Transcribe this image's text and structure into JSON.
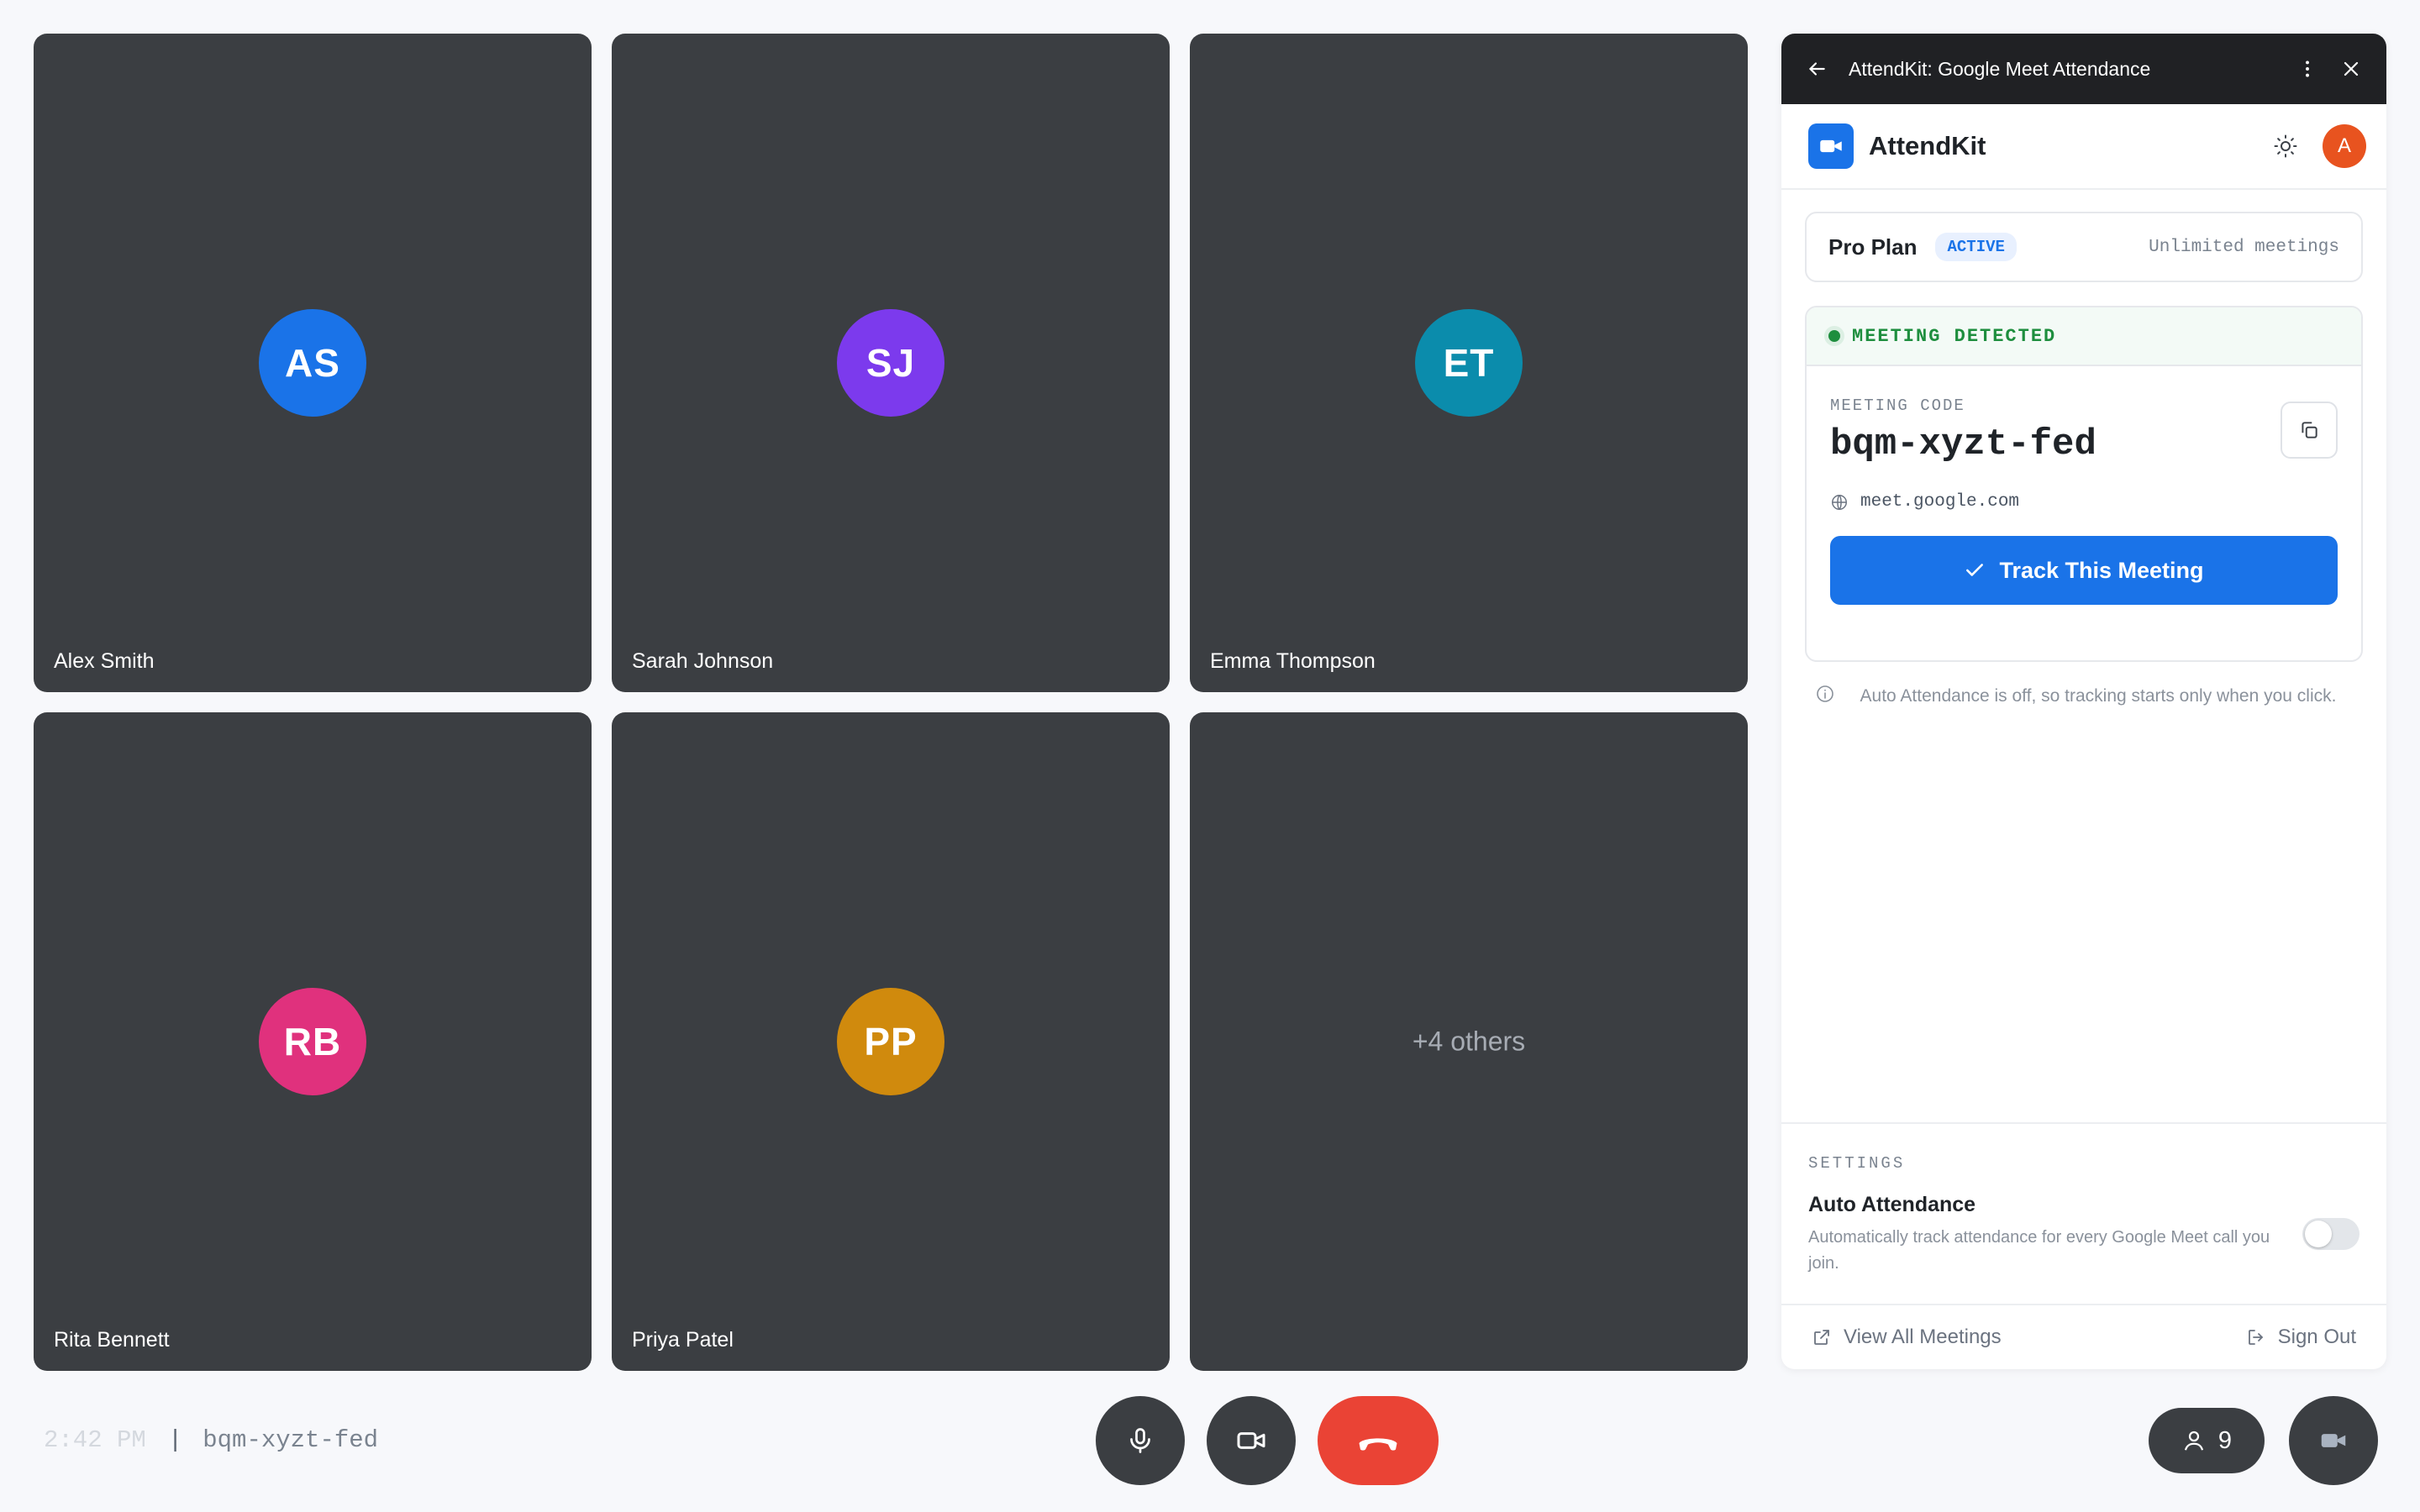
{
  "participants": [
    {
      "initials": "AS",
      "name": "Alex Smith",
      "color": "#1a73e8"
    },
    {
      "initials": "SJ",
      "name": "Sarah Johnson",
      "color": "#7c3aed"
    },
    {
      "initials": "ET",
      "name": "Emma Thompson",
      "color": "#0b8cac"
    },
    {
      "initials": "RB",
      "name": "Rita Bennett",
      "color": "#e0317d"
    },
    {
      "initials": "PP",
      "name": "Priya Patel",
      "color": "#d08a0d"
    }
  ],
  "others_tile": "+4 others",
  "bottom_bar": {
    "time": "2:42 PM",
    "separator": "|",
    "meeting_code": "bqm-xyzt-fed",
    "participant_count": "9"
  },
  "panel": {
    "title": "AttendKit: Google Meet Attendance",
    "brand": "AttendKit",
    "user_initial": "A",
    "plan": {
      "name": "Pro Plan",
      "badge": "ACTIVE",
      "detail": "Unlimited meetings"
    },
    "meeting": {
      "status": "MEETING DETECTED",
      "code_label": "MEETING CODE",
      "code": "bqm-xyzt-fed",
      "domain": "meet.google.com",
      "track_button": "Track This Meeting"
    },
    "note": "Auto Attendance is off, so tracking starts only when you click.",
    "settings": {
      "label": "SETTINGS",
      "auto_title": "Auto Attendance",
      "auto_desc": "Automatically track attendance for every Google Meet call you join.",
      "auto_enabled": false
    },
    "footer": {
      "view_all": "View All Meetings",
      "sign_out": "Sign Out"
    }
  },
  "colors": {
    "accent": "#1a73e8",
    "end_call": "#ea4335",
    "tile_bg": "#3b3e42",
    "success": "#1e8e3e"
  }
}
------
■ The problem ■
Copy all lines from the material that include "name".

■ Answer space ■
      "name": "Alex Smith",
      "name": "Sarah Johnson",
      "name": "Emma Thompson",
      "name": "Rita Bennett",
      "name": "Priya Patel",
      "name": "Pro Plan",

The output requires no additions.